Markets Versus Hierarchies: A Political Economy of Russia from the 10th Century to 2008 available in Hardcover
- Pub. Date:
- Elgar, Edward Publishing, Inc.
This unique book uses a transaction cost perspective to illustrate how hierarchies influenced the structure of markets and behaviour of individual businesses and cartels in pre-revolutionary, Soviet and present-day Russia.
Ekaterina Brancato exposes the devastating effects of self-interested decision-making of government officials on economic growth, and highlights the inefficiencies of the legal system in Russia. She demonstrates that throughout Russian history considerable state involvement in the economy has meant that some markets were highly regulated; for most of the 20th century, open markets were suppressed by the political regime, and entrepreneurial success has been dependent on networking. The general population, the author argues, has exhibited an inadequate propensity to self-govern. In addition, the laws of contract and private property, crucial for development of markets, have been ineffective. The book concludes that, consequently, the cost of market transactions has been high and the cost of social networking through hierarchies relatively low.
This book will strongly appeal to academics and students specializing in industrial organization, public choice, transition, entrepreneurship, social networks and cultural studies as well as Russian economic history and political economy.
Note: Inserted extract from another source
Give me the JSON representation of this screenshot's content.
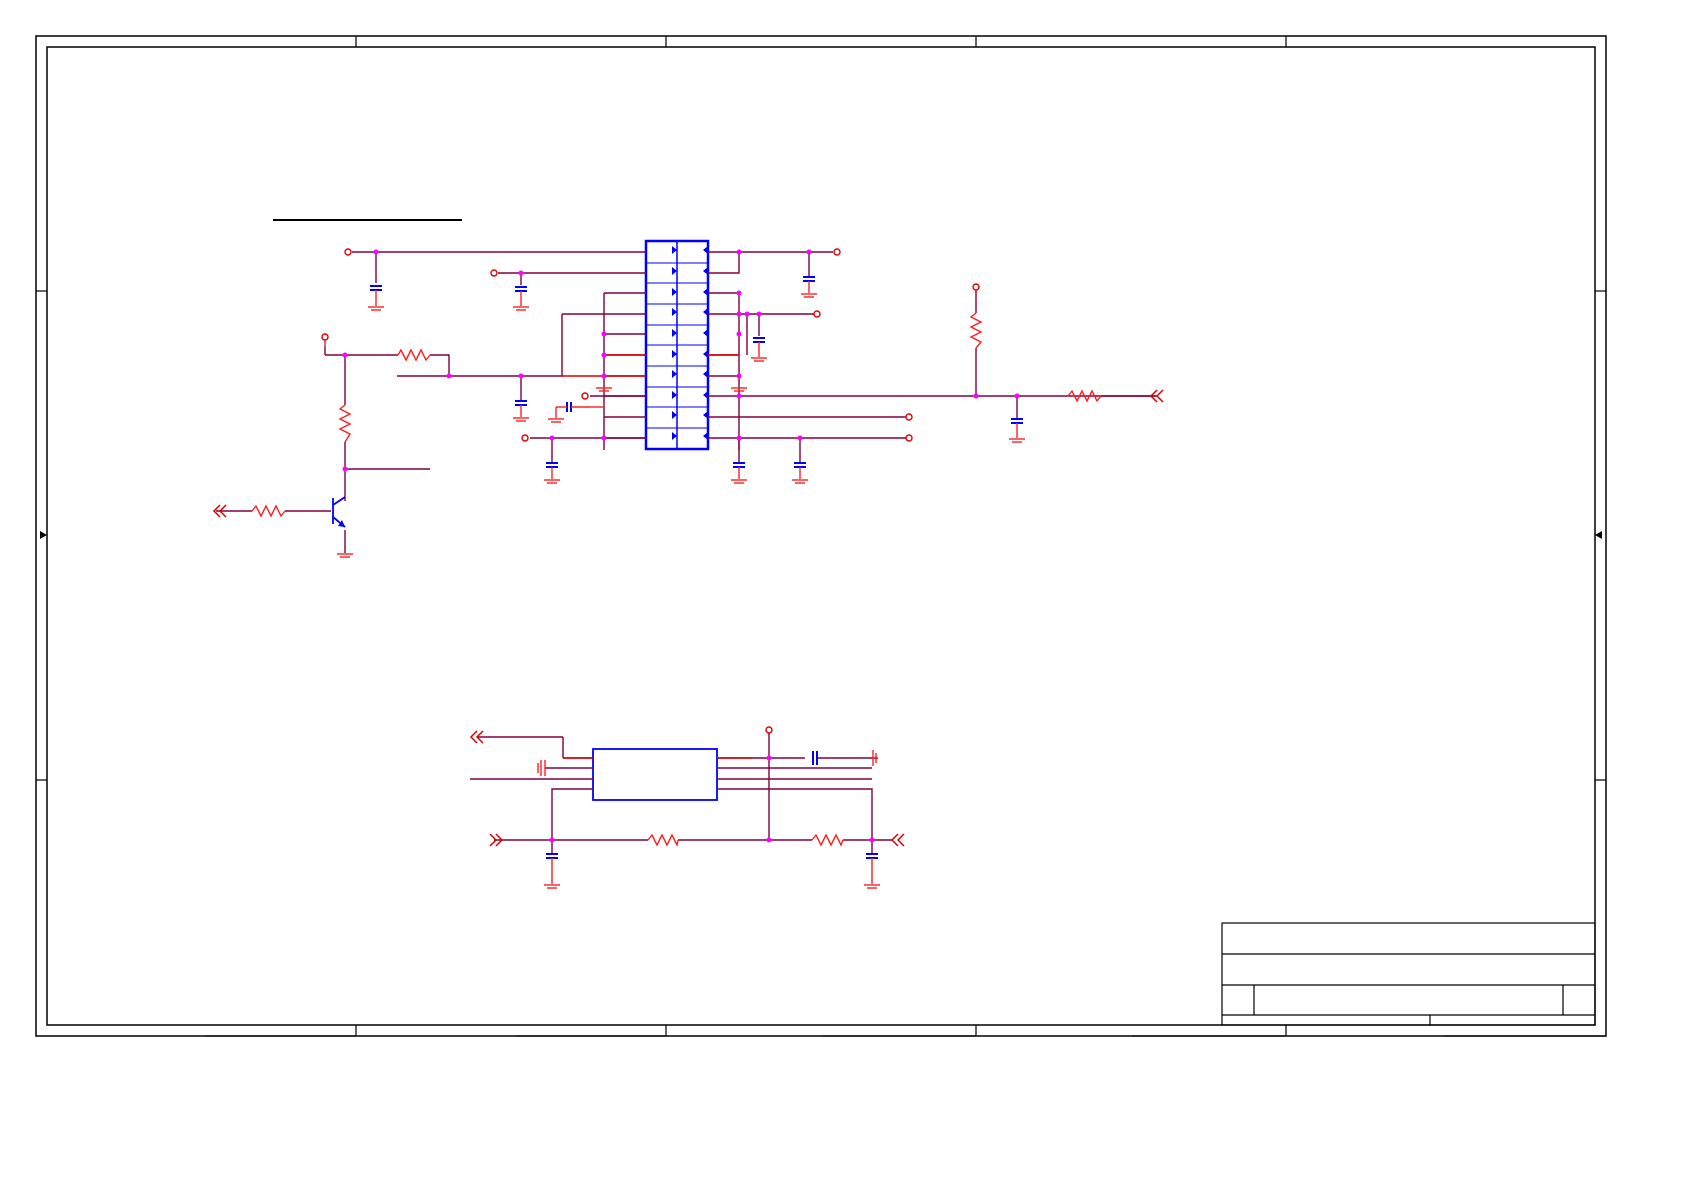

Business and management students focusing on transition economies will also find this book to be of particular interest.
About the Author
Ekaterina Brancato, Senior Research Fellow, The Locke Institute, US
Table of Contents
Contents: Foreword by Charles Rowley Part I: Introduction 1. Markets versus Hierarchies 2. Theoretical Background Part II: The Pre-Revolutionary Period 3. The Dominant Role of the State in Governing Economic and Political Affairs 4. Social Norms 5. Status of Merchants Part III: The Soviet Period: 1917–85 6. The Dominant Role of the Soviet State in Governing Economic and Political Affairs 7. Social Networks and Cultural Atavism Part IV: Perestroika and the Post-Soviet Era 8. The Political Economy of the Russian State: Elite Networks 9. Social Networks and Economic Efficiency: Everyday Networks 10. Networks and Post-Soviet Culture Conclusion: The Reality of Russian Political Economy Appendix A: War Statistics Appendix B: Distribution of Serfs Around Moscow Bibliography Index